Dictionary of National Biography, 1885-1900/Thellusson, Peter
THELLUSSON, PETER (1737–1797), merchant, born in Paris on 27 June 1737, was the third son of Isaac de Thellusson (1690–1770), resident envoy of Geneva at the court of France, by his wife Sarah, daughter of Abraham le Boullen. The family of Thellusson was of French origin, but took refuge at Geneva after the massacre of St. Bartholomew in 1572. Isaac's second son, George, founded a banking house in Paris, in which Necker, the financier, commenced his career as a clerk, and in which he afterwards became junior partner. Peter Thellusson came to England in 1762, was naturalised by act of parliament in the same year, and established his head office in Philpot Lane, London. Originally he acted as agent for Messrs.
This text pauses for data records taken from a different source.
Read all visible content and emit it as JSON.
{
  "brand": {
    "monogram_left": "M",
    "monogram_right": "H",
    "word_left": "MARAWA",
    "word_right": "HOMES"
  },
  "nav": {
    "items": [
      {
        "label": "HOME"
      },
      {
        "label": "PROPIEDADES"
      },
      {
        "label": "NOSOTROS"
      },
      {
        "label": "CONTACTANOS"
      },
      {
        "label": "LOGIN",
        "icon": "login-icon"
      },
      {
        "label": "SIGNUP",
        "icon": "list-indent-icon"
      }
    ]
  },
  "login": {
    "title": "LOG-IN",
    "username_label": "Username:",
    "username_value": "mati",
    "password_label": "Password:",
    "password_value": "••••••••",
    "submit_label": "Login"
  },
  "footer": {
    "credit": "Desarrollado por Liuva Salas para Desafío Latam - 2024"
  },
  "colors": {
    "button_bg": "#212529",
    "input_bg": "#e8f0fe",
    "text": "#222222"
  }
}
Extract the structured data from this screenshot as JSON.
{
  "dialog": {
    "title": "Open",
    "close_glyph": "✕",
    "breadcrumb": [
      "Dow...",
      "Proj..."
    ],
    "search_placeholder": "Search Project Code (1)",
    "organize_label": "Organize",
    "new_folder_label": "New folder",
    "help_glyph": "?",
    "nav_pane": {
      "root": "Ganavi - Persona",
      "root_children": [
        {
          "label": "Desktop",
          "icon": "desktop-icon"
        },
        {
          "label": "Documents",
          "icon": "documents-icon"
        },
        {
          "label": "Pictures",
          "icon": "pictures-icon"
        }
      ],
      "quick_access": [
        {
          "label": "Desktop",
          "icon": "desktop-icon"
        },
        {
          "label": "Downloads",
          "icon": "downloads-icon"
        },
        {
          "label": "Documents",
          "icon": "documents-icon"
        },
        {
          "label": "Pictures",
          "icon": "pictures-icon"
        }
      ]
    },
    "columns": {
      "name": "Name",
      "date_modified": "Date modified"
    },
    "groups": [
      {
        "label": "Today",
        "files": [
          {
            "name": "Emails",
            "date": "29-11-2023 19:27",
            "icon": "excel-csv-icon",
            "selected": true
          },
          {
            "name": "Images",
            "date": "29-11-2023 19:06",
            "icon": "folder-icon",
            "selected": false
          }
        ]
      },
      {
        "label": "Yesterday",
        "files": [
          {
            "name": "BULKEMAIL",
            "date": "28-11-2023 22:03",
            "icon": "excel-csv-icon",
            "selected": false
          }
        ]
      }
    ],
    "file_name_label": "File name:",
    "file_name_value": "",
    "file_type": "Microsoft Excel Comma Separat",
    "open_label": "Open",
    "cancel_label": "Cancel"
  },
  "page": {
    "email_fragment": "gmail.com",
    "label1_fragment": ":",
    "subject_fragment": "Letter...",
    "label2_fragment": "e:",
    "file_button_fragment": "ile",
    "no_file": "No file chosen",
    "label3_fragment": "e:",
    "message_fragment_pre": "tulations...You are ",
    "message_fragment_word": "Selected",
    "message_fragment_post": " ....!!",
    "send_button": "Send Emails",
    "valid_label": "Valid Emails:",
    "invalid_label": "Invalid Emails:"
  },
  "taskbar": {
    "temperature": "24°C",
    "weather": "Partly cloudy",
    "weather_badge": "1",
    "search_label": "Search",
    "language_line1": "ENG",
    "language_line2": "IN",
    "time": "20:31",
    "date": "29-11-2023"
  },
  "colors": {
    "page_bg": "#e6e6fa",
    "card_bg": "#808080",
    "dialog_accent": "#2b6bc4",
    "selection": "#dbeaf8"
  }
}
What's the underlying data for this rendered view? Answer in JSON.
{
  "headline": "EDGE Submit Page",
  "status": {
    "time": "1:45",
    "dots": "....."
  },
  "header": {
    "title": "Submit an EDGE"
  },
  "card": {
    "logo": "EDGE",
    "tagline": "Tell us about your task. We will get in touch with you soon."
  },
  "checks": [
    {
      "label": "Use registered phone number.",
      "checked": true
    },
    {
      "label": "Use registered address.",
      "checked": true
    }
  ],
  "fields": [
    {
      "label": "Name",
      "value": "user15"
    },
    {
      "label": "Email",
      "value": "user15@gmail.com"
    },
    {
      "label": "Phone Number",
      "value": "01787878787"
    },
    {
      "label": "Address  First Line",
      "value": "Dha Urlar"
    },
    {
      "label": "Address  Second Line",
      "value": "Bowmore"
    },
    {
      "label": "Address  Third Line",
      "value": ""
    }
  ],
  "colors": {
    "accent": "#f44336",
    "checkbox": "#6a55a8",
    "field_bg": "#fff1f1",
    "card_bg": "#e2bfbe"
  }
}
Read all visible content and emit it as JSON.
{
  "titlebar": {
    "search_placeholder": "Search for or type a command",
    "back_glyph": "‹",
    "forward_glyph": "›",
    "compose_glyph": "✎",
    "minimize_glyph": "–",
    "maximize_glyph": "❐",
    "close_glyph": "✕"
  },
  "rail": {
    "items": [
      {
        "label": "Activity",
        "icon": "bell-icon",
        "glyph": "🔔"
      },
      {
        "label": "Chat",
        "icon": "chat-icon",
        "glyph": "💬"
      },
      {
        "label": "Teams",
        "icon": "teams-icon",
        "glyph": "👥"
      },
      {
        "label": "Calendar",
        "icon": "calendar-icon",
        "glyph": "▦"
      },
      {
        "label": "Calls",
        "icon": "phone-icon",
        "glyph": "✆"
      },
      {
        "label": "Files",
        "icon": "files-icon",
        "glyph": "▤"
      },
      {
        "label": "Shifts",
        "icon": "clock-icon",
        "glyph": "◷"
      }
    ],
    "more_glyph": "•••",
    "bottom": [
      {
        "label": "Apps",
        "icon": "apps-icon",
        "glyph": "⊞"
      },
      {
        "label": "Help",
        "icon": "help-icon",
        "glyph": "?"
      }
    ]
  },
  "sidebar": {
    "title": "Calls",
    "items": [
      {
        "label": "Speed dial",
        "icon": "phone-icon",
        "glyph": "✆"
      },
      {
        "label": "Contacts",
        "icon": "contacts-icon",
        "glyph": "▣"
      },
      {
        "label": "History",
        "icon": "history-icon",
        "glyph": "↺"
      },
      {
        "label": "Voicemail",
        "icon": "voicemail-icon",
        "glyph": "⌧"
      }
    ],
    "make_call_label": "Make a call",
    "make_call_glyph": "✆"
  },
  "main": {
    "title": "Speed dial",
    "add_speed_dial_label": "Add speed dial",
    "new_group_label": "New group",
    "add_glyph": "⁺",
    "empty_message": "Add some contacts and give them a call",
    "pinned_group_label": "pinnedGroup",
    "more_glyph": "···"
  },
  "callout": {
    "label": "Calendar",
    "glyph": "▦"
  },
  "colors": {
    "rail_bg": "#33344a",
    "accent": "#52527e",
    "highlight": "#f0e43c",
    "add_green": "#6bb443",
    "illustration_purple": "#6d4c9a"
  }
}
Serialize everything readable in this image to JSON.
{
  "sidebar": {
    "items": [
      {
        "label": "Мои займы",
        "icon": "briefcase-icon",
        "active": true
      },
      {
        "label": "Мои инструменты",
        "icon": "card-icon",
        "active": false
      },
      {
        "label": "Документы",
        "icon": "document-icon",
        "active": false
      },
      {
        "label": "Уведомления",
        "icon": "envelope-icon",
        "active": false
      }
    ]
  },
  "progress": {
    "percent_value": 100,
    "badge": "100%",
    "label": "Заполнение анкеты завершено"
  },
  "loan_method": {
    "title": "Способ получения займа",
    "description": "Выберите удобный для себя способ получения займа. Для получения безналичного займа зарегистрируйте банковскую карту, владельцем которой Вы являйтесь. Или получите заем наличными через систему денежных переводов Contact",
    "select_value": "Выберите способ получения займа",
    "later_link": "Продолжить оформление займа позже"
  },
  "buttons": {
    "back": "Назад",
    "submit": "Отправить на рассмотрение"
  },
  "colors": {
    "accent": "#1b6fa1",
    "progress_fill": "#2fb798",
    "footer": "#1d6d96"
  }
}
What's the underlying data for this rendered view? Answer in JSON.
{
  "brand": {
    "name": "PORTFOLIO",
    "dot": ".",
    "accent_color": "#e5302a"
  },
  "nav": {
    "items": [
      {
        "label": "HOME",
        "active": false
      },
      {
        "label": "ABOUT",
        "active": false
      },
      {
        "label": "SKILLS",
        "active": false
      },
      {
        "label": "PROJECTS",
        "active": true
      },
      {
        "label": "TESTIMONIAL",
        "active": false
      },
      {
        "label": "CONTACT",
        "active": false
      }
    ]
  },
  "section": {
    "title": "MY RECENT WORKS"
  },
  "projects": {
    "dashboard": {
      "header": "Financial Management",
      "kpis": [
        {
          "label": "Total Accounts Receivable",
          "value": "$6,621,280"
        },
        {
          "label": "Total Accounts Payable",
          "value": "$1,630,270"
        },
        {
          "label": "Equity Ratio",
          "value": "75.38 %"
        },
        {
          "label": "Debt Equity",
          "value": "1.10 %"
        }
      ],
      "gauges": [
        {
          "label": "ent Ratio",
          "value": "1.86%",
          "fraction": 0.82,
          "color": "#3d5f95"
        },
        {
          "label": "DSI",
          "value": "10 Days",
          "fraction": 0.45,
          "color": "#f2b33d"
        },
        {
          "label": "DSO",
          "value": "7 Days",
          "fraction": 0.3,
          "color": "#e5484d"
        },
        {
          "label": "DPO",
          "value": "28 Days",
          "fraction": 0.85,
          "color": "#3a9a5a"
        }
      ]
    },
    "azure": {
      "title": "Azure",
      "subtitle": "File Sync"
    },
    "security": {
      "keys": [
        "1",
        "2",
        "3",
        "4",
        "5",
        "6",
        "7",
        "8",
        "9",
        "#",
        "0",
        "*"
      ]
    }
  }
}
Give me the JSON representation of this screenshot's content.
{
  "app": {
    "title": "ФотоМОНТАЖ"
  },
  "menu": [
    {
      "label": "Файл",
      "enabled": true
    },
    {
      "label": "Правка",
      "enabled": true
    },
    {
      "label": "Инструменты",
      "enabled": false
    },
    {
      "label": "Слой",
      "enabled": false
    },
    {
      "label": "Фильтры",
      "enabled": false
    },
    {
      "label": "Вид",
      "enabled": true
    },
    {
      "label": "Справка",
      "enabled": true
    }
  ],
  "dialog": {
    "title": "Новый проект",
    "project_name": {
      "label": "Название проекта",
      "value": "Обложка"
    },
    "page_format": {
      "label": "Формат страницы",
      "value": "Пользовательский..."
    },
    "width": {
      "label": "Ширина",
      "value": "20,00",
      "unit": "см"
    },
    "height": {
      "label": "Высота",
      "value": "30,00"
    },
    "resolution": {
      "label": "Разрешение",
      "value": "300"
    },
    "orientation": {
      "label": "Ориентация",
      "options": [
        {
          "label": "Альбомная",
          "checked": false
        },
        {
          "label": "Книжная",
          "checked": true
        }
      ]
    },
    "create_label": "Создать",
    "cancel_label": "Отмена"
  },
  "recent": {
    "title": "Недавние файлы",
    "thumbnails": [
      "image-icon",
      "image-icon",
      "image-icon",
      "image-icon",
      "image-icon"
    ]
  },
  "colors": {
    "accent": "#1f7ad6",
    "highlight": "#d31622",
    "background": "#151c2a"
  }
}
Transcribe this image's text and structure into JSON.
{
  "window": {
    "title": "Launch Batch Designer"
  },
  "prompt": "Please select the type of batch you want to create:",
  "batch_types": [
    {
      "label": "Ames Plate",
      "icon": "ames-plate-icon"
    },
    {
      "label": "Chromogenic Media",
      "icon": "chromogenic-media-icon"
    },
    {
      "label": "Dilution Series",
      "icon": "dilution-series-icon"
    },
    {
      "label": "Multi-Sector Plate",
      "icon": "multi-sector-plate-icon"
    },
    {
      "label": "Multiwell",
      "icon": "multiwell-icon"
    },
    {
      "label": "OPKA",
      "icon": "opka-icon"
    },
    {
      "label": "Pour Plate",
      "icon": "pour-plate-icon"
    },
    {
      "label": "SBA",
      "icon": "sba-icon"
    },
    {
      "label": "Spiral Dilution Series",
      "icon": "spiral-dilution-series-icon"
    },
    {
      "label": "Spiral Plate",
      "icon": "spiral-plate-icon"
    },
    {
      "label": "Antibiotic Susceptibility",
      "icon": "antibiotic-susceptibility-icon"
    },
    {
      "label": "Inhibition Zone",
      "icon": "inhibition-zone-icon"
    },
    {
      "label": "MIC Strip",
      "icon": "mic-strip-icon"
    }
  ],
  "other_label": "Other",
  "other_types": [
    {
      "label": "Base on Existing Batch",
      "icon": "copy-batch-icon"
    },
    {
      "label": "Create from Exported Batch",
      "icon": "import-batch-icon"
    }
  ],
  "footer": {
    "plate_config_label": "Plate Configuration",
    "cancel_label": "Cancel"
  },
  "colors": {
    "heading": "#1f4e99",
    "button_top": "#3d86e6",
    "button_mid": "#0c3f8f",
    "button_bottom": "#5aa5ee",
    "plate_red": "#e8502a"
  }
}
Vandenyver et Cie, of Amsterdam and Paris, and other great commercial houses of Paris. Afterwards engaging in business on his own account, he traded chiefly with the West Indies, where he acquired large estates. He eventually amassed a considerable fortune, and, among other landed property, purchased the estate of Brodsworth in Yorkshire. He died on 21 July 1797 at his seat at Plaistow, near Bromley in Kent. On 6 Jan. 1761 he married Ann, second daughter of Matthew Woodford of Southampton, by whom he had three sons and three daughters. His eldest son, Peter Isaac Thellusson (1761–1808), was on 1 Feb. 1806 created Baron Rendlesham in the Irish peerage.
By his will, dated 2 April 1796, Thellusson left 100,000l. to his wife and children. The remainder of his fortune, valued at 600,000l. or 800,000l., he assigned to trustees to accumulate during the lives of his sons and sons' sons, and of their issue existing at the time of his death. On the death of the last survivor the estate was to be divided equally among the ‘eldest male lineal descendants of his three sons then living.’ If there were no heir, the property was to go to the extinction of the national debt. At the time of Thellusson's death he had no great-grandchildren, and in consequence the trust was limited to the life of two generations. The will was generally stigmatised as absurd, and the family endeavoured to get it set aside. On 20 April 1799 the lord chancellor, Alexander Wedderburn, lord Loughborough [q. v.], pronounced the will valid, and his decision was confirmed by the House of Lords on 25 June 1805. As it was calculated that the accumulation might reach 140,000,000l., the will was regarded by some as a peril to the country, and an act was passed in 1800 prohibiting similar schemes of bequest. A second lawsuit as to the actual heirs arose in 1856, when Charles Thellusson, the last grandson, died at Brighton on 25 Feb. It was decided in the House of Lords on 9 June 1859. As George Woodford, Peter's second son, had no issue, the estate was divided between Frederick William Brook Thellusson, lord Rendlesham, and Charles Sabine Augustus Thellusson, grandson of Charles Thellusson, the third son of Peter. In consequence of mismanagement and the costs of litigation, they succeeded to only a comparatively moderate fortune.[Agnew's Protestant Exiles from France, 1886, ii. 381; Gent. Mag. 1797 ii. 624, 708, 747, 1798, ii. 1082, 1832 ii. 176; Annual Register 1797, Chron. p. 148, 1859 Chron. p. 333; Hunter's Deanery of Doncaster, i. 317; Lodge's Genealogy of Peerage and Baronage, 1859, p. 452; G. E. C[okayne]'s Peerage, vi. 337; Burke's Peerage, s. v. ‘Rendlesham;’ De Lolme's General Observations occasioned by the last Will of Peter Thellusson, 1798; Notes and Queries, 8th ser. xii. 183, 253, 489; Law Times, 1859, Reports, pp. 379–83; Observations upon the Will of Peter Thellusson; Vesey's Case upon the Will of Peter Thellusson, 1800; Hargrave's Treatise upon the Thellusson Act, 1842.]